It is hard to believe that Angela Lansbury was not the first choice to play Jessica Fletcher in "Murder, She Wrote." CBS offered the role to Jean Stapleton, who declined. With all due respect to the talented Stapleton, only Angela Lansbury ("Gaslight," "The Manchurian Candidate", "Bedknobs And Broomsticks" and Broadway's "Mame", "Gypsy", "Sweeney Todd" and "Blithe Spirit") could have made Jessica such a vital and interesting character. With Lansbury as star, "MSW" became an enormously popular success; running 12 years (1984-1996) and earning Lansbury 12 Emmy nominations. Amazingly, and inexcusably, she never won.
The series begins with a well-crafted 93 minute movie titled "The Murder Of Sherlock Holmes." Jessica's adorable nephew Grady (Michael Horton) sends her murder-mystery manuscript to a publisher. It is published, becomes an instant best-seller, and Jessica becomes a overnight celebrity (Surprise!). A guest is murdered at a costume party, and catching the killer comes at great personal cost to Jessica.
Jessica is an American variation on mystery novelist Agatha Christie and Christie's crime-solving heroine Miss Marple. She lives in the quiet, fictional town of Cabot Cove, Maine. But the series soon sends her off on a series of whirlwind adventures; in such places as Hollywood, Broadway, Washington D.C. and a Mediterrian Island. And everywhere that Jessica goes, a murder occurs. "MSW" employs a gallery of guest stars every episode, who appear as murder suspects and murder victims. Many of the weekly guest stars had previously worked with Lansbury.
Jessica is intelligent, observant, no-nonsense, fearless, and caring and compassionate when she needs to be-- with a strong sense of justice, of course.
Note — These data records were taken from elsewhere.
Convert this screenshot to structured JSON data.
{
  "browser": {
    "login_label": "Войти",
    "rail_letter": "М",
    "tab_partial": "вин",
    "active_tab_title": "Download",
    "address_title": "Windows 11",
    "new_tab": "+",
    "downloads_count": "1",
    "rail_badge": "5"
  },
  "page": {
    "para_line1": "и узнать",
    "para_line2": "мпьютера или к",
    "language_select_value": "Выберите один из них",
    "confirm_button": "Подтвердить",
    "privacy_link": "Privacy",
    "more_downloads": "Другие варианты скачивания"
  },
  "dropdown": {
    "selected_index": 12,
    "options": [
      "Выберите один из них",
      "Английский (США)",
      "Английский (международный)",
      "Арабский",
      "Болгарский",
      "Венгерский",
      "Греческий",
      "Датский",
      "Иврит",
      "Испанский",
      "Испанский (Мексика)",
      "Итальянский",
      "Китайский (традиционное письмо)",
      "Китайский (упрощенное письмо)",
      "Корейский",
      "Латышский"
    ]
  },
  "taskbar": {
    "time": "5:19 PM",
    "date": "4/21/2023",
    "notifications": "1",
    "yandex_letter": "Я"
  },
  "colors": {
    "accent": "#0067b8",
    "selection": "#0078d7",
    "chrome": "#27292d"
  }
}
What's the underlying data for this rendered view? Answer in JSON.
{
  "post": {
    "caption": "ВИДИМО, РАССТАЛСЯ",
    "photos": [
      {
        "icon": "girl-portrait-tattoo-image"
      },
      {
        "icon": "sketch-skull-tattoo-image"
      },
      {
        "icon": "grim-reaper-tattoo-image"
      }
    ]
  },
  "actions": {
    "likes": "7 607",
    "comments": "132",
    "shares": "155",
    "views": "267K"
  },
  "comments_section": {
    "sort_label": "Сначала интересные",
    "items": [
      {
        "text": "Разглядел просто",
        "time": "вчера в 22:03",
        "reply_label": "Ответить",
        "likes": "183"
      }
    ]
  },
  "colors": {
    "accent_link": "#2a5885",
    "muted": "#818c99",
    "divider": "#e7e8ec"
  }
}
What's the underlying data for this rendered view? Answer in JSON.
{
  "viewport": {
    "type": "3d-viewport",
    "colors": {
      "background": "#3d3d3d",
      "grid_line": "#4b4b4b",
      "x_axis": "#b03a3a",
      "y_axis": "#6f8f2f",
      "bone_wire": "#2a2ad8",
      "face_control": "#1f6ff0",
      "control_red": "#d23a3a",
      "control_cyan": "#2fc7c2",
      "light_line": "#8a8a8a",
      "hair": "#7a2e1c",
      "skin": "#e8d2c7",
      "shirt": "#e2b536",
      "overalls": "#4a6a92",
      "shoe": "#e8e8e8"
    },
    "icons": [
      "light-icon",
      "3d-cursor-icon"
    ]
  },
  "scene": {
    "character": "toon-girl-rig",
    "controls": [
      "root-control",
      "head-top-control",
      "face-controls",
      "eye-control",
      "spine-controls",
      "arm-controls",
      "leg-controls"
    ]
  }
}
Her character is best described in the episode "Tough Guys Don't Die." When a judge marvels at her persistence and determination, Jessica modestly replies, "It is not in my nature to leave things undone." Although "Murder" is in the title, the series is, basically, a light-hearted and fun affair; with a great deal of humor thrown in with the suspense. In the episode "Hooray For Homicide", Jessica searches for an important clue that went unnoticed by others. A police detective says, "Tell me, Mrs. Fletcher, do you have any theories on Jimmy Hoffa's disappearance?" She replies, "There's no need to be sarcastic." In the episode "Tough Guys Don't Die," disgruntled detective Harry McGraw ("Law And Order's" Jerry Orbach) is not at all happy to have Jessica working with him on a murder case. Harry flippantly suggests that Jessica return to Cabot Cove and her needlepoint. She says, "I tried that and it put me to sleep. That's why I wrote my first book." Harry growls back, "I read your first book and it put me to sleep," Jessica instantly replies, "Well, that's your privlege," as she storms out, refusing to be insulted any further.
There are many memorable episodes. In "Lovers And Other Killers", Jessica travels to Seattle to be a guest lecturer at a university. Her much younger male secretary David (Andrew Stevens) is accused of the murder of a wealthy older woman. The plot goes in some rather interesting directions, and we are never actually sure that David, while not a killer, is not a con-man and a seducer. And is he really attracted to Jessica? Never fear; Jessica doesn't fall for obvious tricks. The episode "We're Off To Kill The Wizard" features a wonderful performance by guest star James Coco as the tyrannical owner of a house of horrors. In "My Johnny Lies Over The Ocean", Jessica pretends to be falling-down drunk in order to catch a killer.
The fan-favorite episode "Murder Takes The Bus" features all the elements of a tight, classic whodunit. Jessica takes a bus ride to Portland, Maine with her friend, the easily flustered Sheriff Amos Tupper ("Happy Days'" Tom Bosley). A thunderstorm erupts, a passenger is murdered. Suspects on this deadly bus trip include Linda Blair ("The Exorcist"), Larry Linville ("M*A*S*H") , Rue McClanahan ("The Golden Girls") and Michael Constantine ("Room 222"). Most of all, though, it is the charismatic Angela Lansbury who makes "Murder, She Wrote" so entertaining.